Coffin Birth is a term used to describe the delivery of a baby postmortem. That is, the mother is dead and sometime later the child is expelled from the uterus. How does this happen?
During human decomposition, which begins almost immediately at death, the bacterial destruction of tissues leads to the formation of gas within the tissues as well as within the abdominal cavity. Most of the bacteria of decay reside within the G.I. tract so abdominal gas accumulation would be expected. As this accumulation progresses, the intra-abdominal pressure rises. If the victim is a pregnant woman, this pressure can collapse the uterus and force the fetus through the cervix, the vaginal canal, and out into the world. This is called a coffin birth. This can occur days or even weeks/months after death. The timing mostly depends on the speed of the decay process, which in turn depends on the ambient temperature.
Italian researchers have recently found a medieval grave that suggests exactly that. From the arrangement of the maternal bones and those of the near-term child, it appears a coffin birth may indeed have occurred.
Remember the famous Scott and Laci Peterson case? This is what happened to Laci and her unborn son.

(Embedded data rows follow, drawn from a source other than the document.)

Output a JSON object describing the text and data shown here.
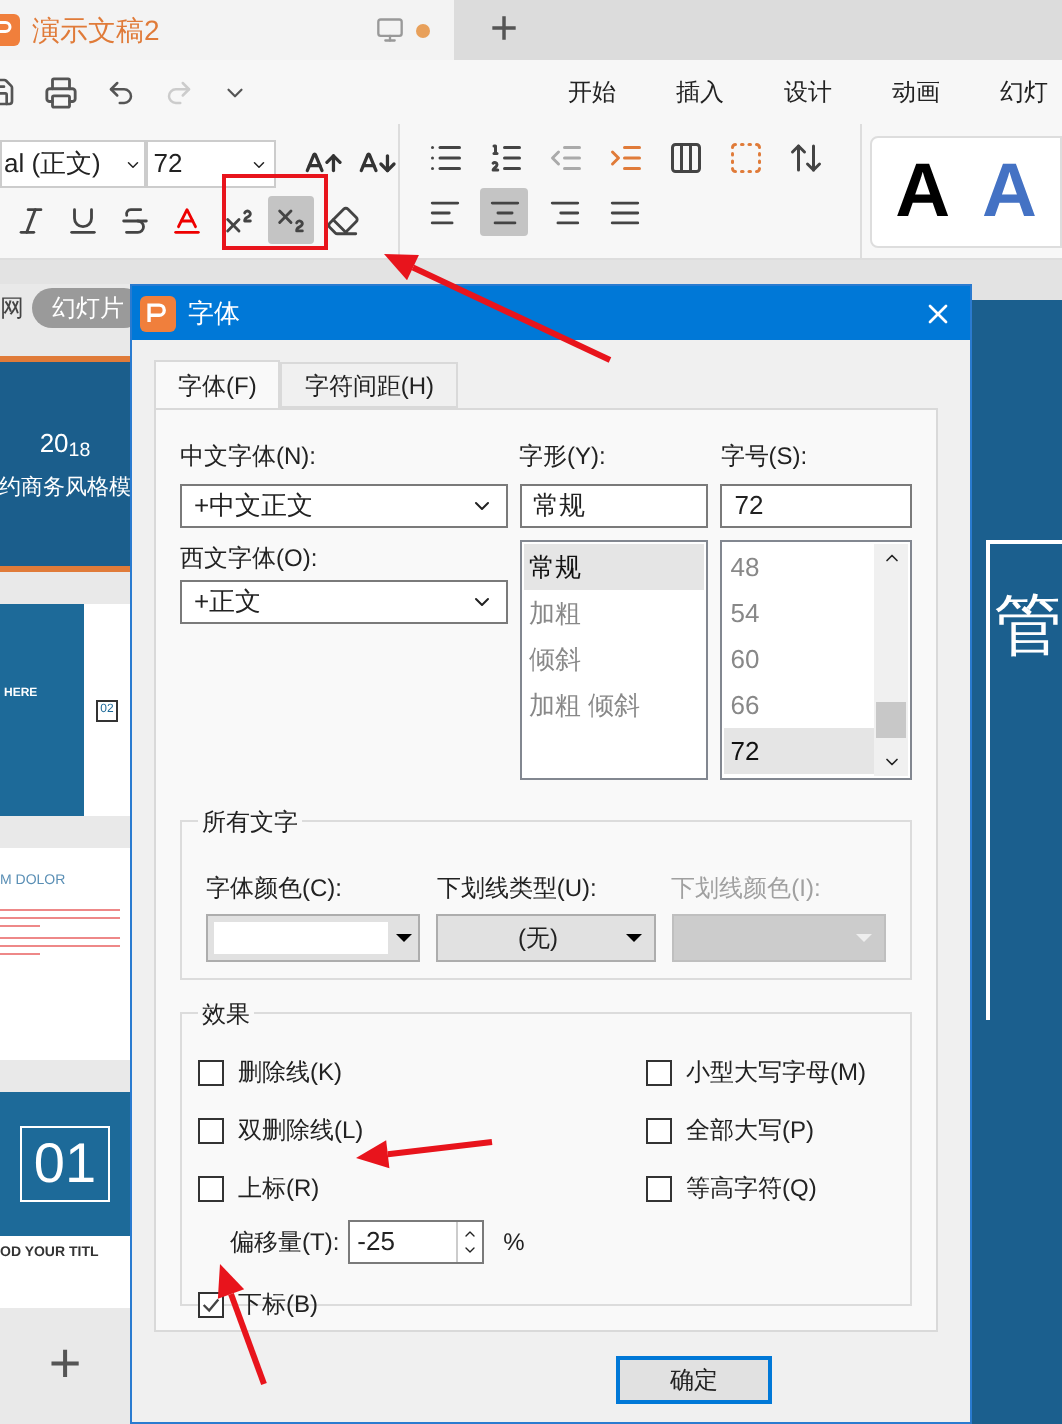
{
  "document_tab": {
    "title": "演示文稿2",
    "unsaved": true
  },
  "new_tab": "+",
  "menu_tabs": [
    "开始",
    "插入",
    "设计",
    "动画",
    "幻灯"
  ],
  "ribbon": {
    "font_name": "al (正文)",
    "font_size": "72",
    "format_buttons": [
      {
        "kind": "italic",
        "on": false
      },
      {
        "kind": "underline",
        "on": false
      },
      {
        "kind": "strike",
        "on": false
      },
      {
        "kind": "color",
        "on": false
      },
      {
        "kind": "superscript",
        "on": false
      },
      {
        "kind": "subscript",
        "on": true
      },
      {
        "kind": "clear",
        "on": false
      }
    ],
    "align_buttons": [
      {
        "kind": "left",
        "selected": false
      },
      {
        "kind": "center",
        "selected": true
      },
      {
        "kind": "right",
        "selected": false
      },
      {
        "kind": "justify",
        "selected": false
      }
    ],
    "style_samples": [
      {
        "text": "A",
        "color": "#000000"
      },
      {
        "text": "A",
        "color": "#4472c4"
      }
    ]
  },
  "slide_panel": {
    "tab": "网",
    "view_pill": "幻灯片",
    "slides": [
      {
        "kind": "cover",
        "year": "20$_{18}$",
        "title": "约商务风格模"
      },
      {
        "kind": "section",
        "heading": "HERE",
        "number": "02"
      },
      {
        "kind": "text",
        "heading": "M DOLOR"
      },
      {
        "kind": "chapter",
        "number": "01",
        "caption": "OD YOUR TITL"
      }
    ],
    "add_button": "+"
  },
  "canvas": {
    "slide_text": "管"
  },
  "dialog": {
    "title": "字体",
    "tabs": [
      {
        "label": "字体(F)",
        "selected": true
      },
      {
        "label": "字符间距(H)",
        "selected": false
      }
    ],
    "chinese_font": {
      "label": "中文字体(N):",
      "value": "+中文正文"
    },
    "western_font": {
      "label": "西文字体(O):",
      "value": "+正文"
    },
    "style": {
      "label": "字形(Y):",
      "value": "常规",
      "options": [
        {
          "label": "常规",
          "selected": true
        },
        {
          "label": "加粗",
          "selected": false
        },
        {
          "label": "倾斜",
          "selected": false
        },
        {
          "label": "加粗 倾斜",
          "selected": false
        }
      ]
    },
    "size": {
      "label": "字号(S):",
      "value": "72",
      "options": [
        {
          "label": "48",
          "selected": false
        },
        {
          "label": "54",
          "selected": false
        },
        {
          "label": "60",
          "selected": false
        },
        {
          "label": "66",
          "selected": false
        },
        {
          "label": "72",
          "selected": true
        }
      ]
    },
    "all_text": {
      "title": "所有文字",
      "font_color": {
        "label": "字体颜色(C):",
        "color": "#ffffff"
      },
      "underline_type": {
        "label": "下划线类型(U):",
        "value": "(无)"
      },
      "underline_color": {
        "label": "下划线颜色(I):",
        "disabled": true
      }
    },
    "effects": {
      "title": "效果",
      "left": [
        {
          "label": "删除线(K)",
          "checked": false
        },
        {
          "label": "双删除线(L)",
          "checked": false
        },
        {
          "label": "上标(R)",
          "checked": false
        }
      ],
      "offset": {
        "label": "偏移量(T):",
        "value": "-25",
        "unit": "%"
      },
      "subscript": {
        "label": "下标(B)",
        "checked": true
      },
      "right": [
        {
          "label": "小型大写字母(M)",
          "checked": false
        },
        {
          "label": "全部大写(P)",
          "checked": false
        },
        {
          "label": "等高字符(Q)",
          "checked": false
        }
      ]
    },
    "ok_button": "确定"
  }
}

Once the eight-month pregnant Laci was dumped into the San Francisco Bay, the decay process began. The coldness of the water caused a slowing of the decomposition so it took several months before enough gas accumulated to cause two important events that ultimately led to solving the case. First, her corpse became buoyant and floated to the surface and washed ashore, where it was found. The second is that a coffin birth occurred and her unborn child, Connor, was delivered and also washed ashore nearby. The location was near where Scott had said he had gone fishing on that Christmas Eve day. Locating the bodies placed him squarely at the disposal site. Gruesome and sad. Fortunately, Scott now resides in San Quentin.
The Recovery of Laci and Conner